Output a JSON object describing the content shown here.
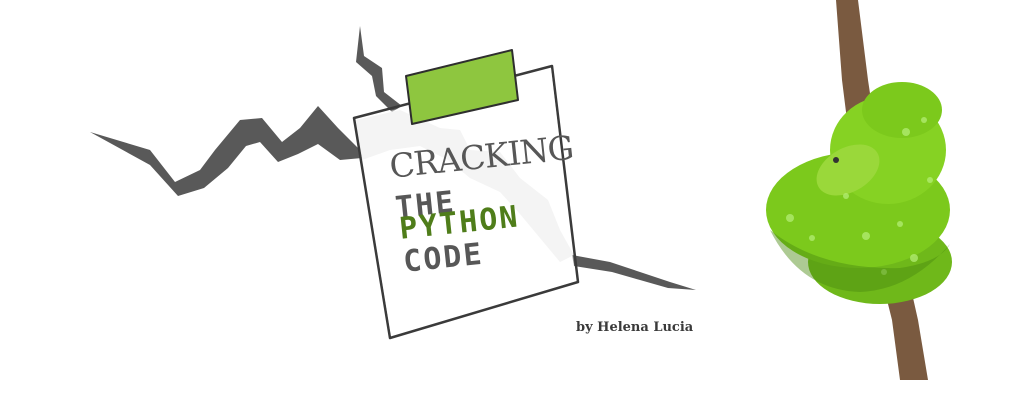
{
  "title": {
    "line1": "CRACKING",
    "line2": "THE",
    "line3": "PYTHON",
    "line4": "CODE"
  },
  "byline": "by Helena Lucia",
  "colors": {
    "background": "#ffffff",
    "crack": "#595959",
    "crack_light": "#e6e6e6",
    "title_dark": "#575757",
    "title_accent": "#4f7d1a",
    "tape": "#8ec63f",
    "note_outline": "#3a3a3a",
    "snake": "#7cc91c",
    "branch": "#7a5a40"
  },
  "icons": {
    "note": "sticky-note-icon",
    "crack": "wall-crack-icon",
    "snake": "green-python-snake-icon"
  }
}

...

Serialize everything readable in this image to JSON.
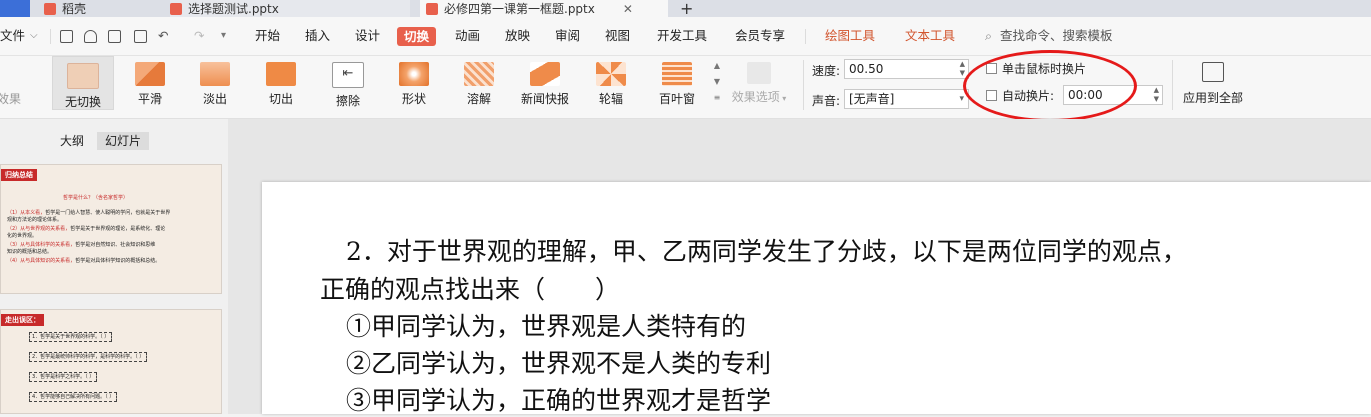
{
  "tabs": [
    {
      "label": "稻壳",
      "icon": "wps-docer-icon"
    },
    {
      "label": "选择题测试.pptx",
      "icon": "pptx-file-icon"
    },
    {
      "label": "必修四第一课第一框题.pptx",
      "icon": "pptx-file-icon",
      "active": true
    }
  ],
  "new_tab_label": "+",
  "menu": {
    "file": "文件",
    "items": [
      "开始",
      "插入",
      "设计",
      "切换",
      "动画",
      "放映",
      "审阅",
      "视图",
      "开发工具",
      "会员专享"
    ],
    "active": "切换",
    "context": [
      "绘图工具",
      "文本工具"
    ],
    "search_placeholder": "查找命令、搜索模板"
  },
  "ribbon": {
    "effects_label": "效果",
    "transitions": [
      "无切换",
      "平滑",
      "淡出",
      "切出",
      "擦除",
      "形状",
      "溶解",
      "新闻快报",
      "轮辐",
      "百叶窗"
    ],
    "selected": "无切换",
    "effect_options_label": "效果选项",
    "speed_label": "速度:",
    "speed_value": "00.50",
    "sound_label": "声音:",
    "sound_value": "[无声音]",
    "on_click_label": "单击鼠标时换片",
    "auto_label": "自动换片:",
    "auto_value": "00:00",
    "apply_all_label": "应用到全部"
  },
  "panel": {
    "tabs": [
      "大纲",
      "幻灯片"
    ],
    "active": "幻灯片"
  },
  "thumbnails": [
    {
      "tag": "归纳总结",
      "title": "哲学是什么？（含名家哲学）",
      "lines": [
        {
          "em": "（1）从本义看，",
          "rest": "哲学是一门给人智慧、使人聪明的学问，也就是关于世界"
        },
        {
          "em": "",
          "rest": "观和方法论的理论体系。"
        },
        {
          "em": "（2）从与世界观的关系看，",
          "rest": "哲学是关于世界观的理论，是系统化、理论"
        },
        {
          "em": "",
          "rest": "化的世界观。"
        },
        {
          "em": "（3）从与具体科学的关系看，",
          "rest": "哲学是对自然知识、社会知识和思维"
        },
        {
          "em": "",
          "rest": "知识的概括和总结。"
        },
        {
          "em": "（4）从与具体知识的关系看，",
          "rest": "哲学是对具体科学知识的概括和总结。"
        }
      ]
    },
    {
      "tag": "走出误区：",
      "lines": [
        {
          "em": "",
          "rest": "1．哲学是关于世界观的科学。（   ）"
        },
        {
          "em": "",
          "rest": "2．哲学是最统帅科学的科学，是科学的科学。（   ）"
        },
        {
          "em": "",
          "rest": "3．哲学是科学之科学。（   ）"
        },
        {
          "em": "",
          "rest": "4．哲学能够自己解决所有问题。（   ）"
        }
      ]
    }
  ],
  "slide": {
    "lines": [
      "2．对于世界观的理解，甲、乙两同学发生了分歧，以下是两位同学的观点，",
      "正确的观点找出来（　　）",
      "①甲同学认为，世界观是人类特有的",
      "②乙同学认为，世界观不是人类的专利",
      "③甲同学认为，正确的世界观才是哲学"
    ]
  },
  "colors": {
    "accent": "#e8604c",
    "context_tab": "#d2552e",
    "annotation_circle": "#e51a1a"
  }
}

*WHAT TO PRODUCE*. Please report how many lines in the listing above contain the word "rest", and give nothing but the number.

*TASK RESPONSE*. 11